On Wednesday afternoon Tommy had an eye appointment with Dr. Nischal at the Children's Hospital of Pittsburgh. We see Dr. Nischal about every three months to make sure Tom's eyes are healthy and his eye pressure (glaucoma) is well controlled.
Waiting...and waiting...and waiting. Please buzz and tell me it's our turn!
Tom was an absolute rock star at this appointment. He sat still and let the doctor examine his eyes with only minor squirming. I always tell Tom what to expect when he has a doctor appointment. It's only fair. I try to narrate what goes on in the world and medical visits are no different. I told him we were going to see a doctor who wants to look at his eyes and that the doctor will touch his eyes and his face.
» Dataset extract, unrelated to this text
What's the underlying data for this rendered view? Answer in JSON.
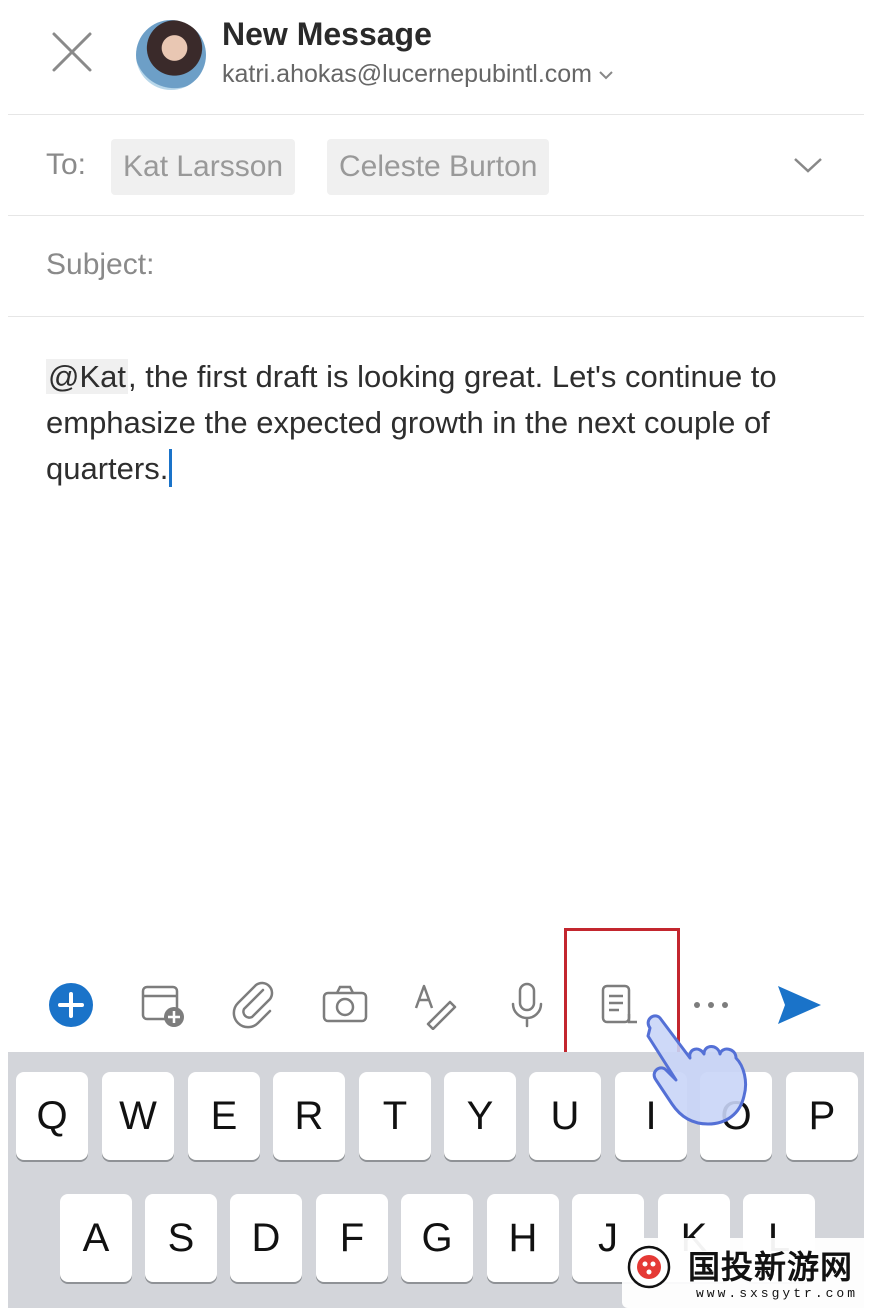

This doctor and his staff know Tom well so I don't have to explain that Tom is blind to them. I always let new people know that Tommy is blind and that they should describe what they are doing and why to him. Yes, they have to talk to Tommy, not to me! Well, a little bit to me.
Dr. Nischal came in singing to Tommy. He asked me, in song, what Tommy likes to be called. Then he addressed Tommy and said hello. Tom immediately put his fingers to his eyelids. The doctor looked at me. I could tell he was wondering why Tommy was doing that. I told him that I had explained to Tommy that you want to look at his eyes to make sure they are healthy. So yeah, Tommy knows what's about to happen and he's ready for you, doc!
It's easier to wait when you have goldfish crackers.
The doctor used a hand held device that has a very tiny probe that touches the white of the eye to measure intraocular pressure. The doctor was able to get a pressure reading of 18 on Tom's left eye, but he was not able to access the white area of Tom's right eye due to the contact and the way Tom was rolling his eyes. Tom can roll his eyes back very far!
Dr. Nischal was very pleased with a pressure reading of 18. Usually between 12-22 is considered a normal reading but that can vary due to differences in corneal thickness and other factors. He felt both of Tom's eyes digitally (with his fingers) and they felt the same. That is a good indicator of eye pressure as well.
I am expecting a call to schedule an evaluation under anesthesia (EUA) for a retinal examination. Hopefully, that will go as well as our in-office exam.
I am so impressed by how well Tom handled that exam. He was a real pro. At the end of the visit, Tom even sang them, "Here Comes Peter Cottontail." I guess it was only fair since Dr. Nischal always sings "The Wheels on the Bus" for Tommy.